#### WHAT YOU WILL DO
Which lines in the data below contain the string "image"? Show each one.

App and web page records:

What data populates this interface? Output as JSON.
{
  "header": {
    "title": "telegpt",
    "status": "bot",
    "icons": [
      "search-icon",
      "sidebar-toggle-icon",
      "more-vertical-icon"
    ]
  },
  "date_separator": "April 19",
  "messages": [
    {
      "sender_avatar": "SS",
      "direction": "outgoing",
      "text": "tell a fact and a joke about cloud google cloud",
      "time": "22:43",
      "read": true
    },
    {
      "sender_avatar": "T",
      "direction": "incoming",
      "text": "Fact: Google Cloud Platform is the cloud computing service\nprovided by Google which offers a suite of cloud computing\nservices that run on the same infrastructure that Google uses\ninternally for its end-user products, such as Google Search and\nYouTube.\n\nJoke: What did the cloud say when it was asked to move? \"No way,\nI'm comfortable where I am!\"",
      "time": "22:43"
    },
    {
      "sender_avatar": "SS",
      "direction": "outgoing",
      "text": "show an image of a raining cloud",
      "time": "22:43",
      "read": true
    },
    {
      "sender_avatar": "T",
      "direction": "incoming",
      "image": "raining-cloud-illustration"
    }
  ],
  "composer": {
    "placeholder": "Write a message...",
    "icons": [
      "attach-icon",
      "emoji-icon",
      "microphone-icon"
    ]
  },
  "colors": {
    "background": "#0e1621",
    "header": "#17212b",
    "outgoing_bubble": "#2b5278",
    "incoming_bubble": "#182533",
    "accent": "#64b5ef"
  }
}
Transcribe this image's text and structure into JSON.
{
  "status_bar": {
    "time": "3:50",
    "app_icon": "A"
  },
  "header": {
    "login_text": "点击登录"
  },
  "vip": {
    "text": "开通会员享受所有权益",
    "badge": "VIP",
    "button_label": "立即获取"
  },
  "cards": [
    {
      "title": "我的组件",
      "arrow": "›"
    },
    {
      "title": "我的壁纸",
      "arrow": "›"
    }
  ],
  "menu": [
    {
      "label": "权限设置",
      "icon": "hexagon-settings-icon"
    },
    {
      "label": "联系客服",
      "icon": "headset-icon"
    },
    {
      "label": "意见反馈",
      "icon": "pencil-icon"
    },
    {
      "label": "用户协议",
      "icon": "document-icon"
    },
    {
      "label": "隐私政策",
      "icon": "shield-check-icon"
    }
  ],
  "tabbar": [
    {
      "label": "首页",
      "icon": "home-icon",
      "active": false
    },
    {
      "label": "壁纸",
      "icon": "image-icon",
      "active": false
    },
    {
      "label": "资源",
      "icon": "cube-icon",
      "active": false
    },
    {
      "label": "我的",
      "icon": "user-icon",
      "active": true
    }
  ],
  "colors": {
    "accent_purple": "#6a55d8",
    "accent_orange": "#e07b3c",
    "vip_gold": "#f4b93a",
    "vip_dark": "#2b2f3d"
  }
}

#### YOUR RESPONSE
      "text": "show an image of a raining cloud",
      "image": "raining-cloud-illustration"
Transcribe this image's text and structure into JSON.
      "icon": "image-icon",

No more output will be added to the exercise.